Plant and animal organisms, their tissues, cells, functions, how they rely on and work with each other and the environment.
Chemical composition, structure, and properties. How chemicals are made, used, mixed, and can change. Danger signs and disposal methods.
English language including the meaning and spelling of words, rules of composition, and grammar.
Arithmetic, algebra, geometry, calculus, or statistics.
Circuit boards, processors, chips, electronic equipment, and computer hardware and software, including applications and programming.
Skills can be improved through training or experience. The skills workers rate as most important are shown below.
Using scientific rules and methods to solve problems.
Thinking about the pros and cons of different ways to solve a problem.
Reading work related information.
Listening to others, not interrupting, and asking good questions.
Noticing a problem and figuring out the best way to solve it.
The physical and social abilities workers rate as the most important are shown below.
Use rules to solve problems.
Make general rules or come up with answers from lots of detailed information.
Read and understand written information.
Come up with different ways of grouping things.
Order or arrange things (e.g., patterns of numbers, letters, words, pictures, mathematical operations).
O*NET is a trademark of the U.S. Department of Labor, Employment and Training Administration.The importance ratings on this page are derived from the US Department of Labor O*NET Database Version 21.2, 19-1020.01 - Biologists.

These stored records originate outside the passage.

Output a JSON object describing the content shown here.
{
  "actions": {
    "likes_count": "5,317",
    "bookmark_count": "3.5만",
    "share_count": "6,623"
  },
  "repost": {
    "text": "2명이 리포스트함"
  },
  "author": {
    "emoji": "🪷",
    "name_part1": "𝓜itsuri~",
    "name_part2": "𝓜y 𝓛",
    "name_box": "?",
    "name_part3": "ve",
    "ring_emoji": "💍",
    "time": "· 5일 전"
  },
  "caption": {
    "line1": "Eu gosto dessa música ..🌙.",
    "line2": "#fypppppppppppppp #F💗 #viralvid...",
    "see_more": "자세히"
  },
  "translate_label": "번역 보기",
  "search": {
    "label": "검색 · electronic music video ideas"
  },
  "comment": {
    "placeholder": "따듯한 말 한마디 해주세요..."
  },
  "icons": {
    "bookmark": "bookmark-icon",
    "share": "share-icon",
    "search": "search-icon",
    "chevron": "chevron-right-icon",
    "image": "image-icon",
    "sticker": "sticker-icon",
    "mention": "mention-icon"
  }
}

Learn about the daily activities, and physical and social demands faced by workers. Explore the values and work styles that workers rate as most important.
The work activities workers rate as most important are shown below.
Entering, transcribing, recording, storing, or maintaining information in written or electronic/magnetic form.
Keeping up-to-date with technology and new ideas.
Looking at, working with, and understanding data or information.
Comparing objects, actions, or events, looking for differences between them or changes over time.
Giving information to supervisors, co-workers, and staff by telephone, in written form, e-mail, or in person.
The physical and social demands workers face most often are shown below.
How often do you use electronic mail?
How often do you work indoors with access to heating or cooling?
How often do you talk with people face-to-face?
How often do you talk on the telephone?
How important is being very exact or highly accurate?
Work values are important to a person’s feeling of satisfaction. All six values are shown below.
Results oriented. Workers are able to use their strongest abilities, giving them a feeling of accomplishment.
Advancement and the potential to lead. Workers are recognised for the work that they do, they may give directions and instructions to others, and they are looked up to in their company and their community.
Work alone and make decisions. Workers are able to try out their own ideas, make decisions on their own, and work with little or no supervision.
Serve and work with others. Workers usually get along well with each other, do things to help other people, and are rarely pressured to do things that go against their sense of right and wrong.
Job security and good working conditions. There is usually a steady flow of interesting work, and the pay and conditions are generally good.
Supportive management that stands behind employees. Workers are treated fairly by their company, they are supported by management, and have supervisors who train them well.
Interests are the style or type of work we prefer to do. All interest areas are shown below.
Ideas and thinking. Searching for facts and figuring out problems in your head.
Practical, hands-on work. Often with plants, animals, and materials like wood, tools, and machinery.
Following set procedures and routines. Working with numbers and details more than with ideas, usually following rules.
Starting up and carrying out projects. Leading people and making many decisions. Sometimes require risk taking and often deal with business.
Working with forms, designs and patterns. Often need self-expression and can be done without following rules.
Working with people. Helping or providing service to others.